breathing hot or fresh


The Holy Spirit is not a subject on which we spend much time.  We are much happier staying on the imposed masculinity and solidity of Jesus and God.  The Holy Spirit has often been associated with the feminine – with wind and moving air.  Jesus breathes the Holy Spirit onto the disciples.

In a few days, the community of the cathedral will gather and breathe on each other.  There are so many who want to be part of this event that we have had to fit it tightly into Dagwell Hall and use small tables.  We will be breathing each other’s breath.

Interestingly, the root word of “fool” or “foolish” is french, from an ancient Sanskrit word, and is associated with the bellows of a blacksmith shop.  Fools breathe out air too, but from a different center.  This breathing, it seems, spiritually, is about breathing air out.  And yet it has two forms.  One is authentic and from God.  The other is fake and from a hot wind-bag of old leather.

Discerning the difference in life is vitally important to our lives, our family and our church.

This image is of Pyrite.  This rather extended form of the rock is from Spain where the cubes of iron-based stone crystalize into large, individual crystals emerging from tan, dull rock.  In Colorado, Pyrite is in smaller cubes and so looks, at first glance, like gold in sand. Pyrite is what we, in Colorado call “fool’s gold.” It ruined many lives precisely because it looks, at first glance, so real, so good, so tempting.

Being honest about who I am and what I do seems to be a matter of the Holy Spirit.  Socially we also call it emotional intelligence and even social intelligence. What is wonderful about the church and about society is that we humans have the very real capacity to detect the difference between what is true and what is a lie – most days.

What is hard about the church and what is hard about society is that what looks true is sometimes not – is fool’s gold – is fake.

The great work of being human and of being the church is not getting church “right” (though that is often an effective form of self-anethsetizing.)  The great work of the church is friendship.

The primary, initial act of friendship is the decision – may I trust this person?  Is this person authentic?  Does this person know themselves enough not to be dangerous to me now or down the road?  Science tells us that we know truth in the blink of an eye. (http://gladwell.com/blink/)

The harder thing is being friends with ourselves. Having such self-compassion and self-kindness to be able to see what we are doing and see what we are saying and know what is emerging out of our basic goodness versus what is emerging out of fear, discomfort, longing, desire, regret, frustration, repression, manipulation and fake charm.

Friendship with ourselves means knowing ourselves so that our breath is fresh from the Holy Spirit and not hot and smokey from the fires of a blacksmith’s bellows.  It is not surprising to me that our planet has chosen stone-based fire as the universal image of hell in most of religious tradition.

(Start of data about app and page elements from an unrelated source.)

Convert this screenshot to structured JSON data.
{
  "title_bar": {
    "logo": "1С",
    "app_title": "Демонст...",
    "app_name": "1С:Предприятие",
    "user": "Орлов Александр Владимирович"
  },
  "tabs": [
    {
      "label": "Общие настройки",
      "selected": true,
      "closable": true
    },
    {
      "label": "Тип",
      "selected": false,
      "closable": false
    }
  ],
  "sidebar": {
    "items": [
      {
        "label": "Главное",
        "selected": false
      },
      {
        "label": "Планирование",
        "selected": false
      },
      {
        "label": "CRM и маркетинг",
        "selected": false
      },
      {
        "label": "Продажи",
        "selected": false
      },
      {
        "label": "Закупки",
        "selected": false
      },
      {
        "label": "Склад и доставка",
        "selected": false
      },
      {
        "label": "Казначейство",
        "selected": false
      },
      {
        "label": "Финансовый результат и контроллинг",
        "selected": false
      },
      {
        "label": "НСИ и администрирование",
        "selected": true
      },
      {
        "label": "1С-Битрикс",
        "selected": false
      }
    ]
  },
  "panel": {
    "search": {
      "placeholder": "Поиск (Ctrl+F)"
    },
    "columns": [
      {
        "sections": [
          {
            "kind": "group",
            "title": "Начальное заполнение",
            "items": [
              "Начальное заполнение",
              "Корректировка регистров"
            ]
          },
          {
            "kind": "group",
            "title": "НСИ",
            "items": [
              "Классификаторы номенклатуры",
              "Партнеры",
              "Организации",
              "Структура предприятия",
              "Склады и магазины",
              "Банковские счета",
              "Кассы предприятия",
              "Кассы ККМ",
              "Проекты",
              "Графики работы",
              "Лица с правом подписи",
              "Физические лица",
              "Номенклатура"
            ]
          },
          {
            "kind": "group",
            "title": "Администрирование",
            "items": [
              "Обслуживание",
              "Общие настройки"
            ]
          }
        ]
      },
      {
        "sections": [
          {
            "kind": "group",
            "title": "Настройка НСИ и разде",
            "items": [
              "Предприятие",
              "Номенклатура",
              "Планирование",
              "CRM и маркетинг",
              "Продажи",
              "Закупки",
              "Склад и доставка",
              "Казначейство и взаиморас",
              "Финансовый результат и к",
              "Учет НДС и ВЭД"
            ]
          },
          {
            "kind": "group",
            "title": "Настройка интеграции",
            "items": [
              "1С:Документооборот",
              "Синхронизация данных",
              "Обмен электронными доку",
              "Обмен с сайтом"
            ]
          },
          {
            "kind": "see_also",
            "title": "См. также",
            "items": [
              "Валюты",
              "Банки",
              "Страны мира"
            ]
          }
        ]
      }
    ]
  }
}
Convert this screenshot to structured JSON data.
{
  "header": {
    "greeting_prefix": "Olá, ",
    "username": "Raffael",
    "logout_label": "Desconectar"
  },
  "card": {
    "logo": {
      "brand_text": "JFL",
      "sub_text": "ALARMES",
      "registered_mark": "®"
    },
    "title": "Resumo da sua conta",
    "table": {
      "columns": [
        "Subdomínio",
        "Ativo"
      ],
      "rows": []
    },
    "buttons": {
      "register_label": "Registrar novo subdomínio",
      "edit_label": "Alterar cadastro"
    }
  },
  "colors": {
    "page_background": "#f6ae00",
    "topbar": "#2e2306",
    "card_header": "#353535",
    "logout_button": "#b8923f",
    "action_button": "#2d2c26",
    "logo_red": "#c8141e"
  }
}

When we are so centered in our prayer-life and our life-choices that we are not acting out nor repressing, then friendship can bloom and relationships can emerge.

As we move forward in our lives, in our churches, in our society; the questions emerge out of the earth – out of fool’s gold and out of 24 carat gold.  In the end, as we gather to lend each other courage, the question is not what is “good” and “bad”, the question is simply what is “true”?

What is hard is not knowing what is true.  What is hard is speaking it out loud.  In the end, I would much rather find myself in the cool, fresh breezes of the Holy Spirit than caught in the false, smoky winds of a blacksmith’s bellows.  The one will blow me into God, the other into fire and rock.

Leave a Reply

Your email address will not be published. Required fields are marked *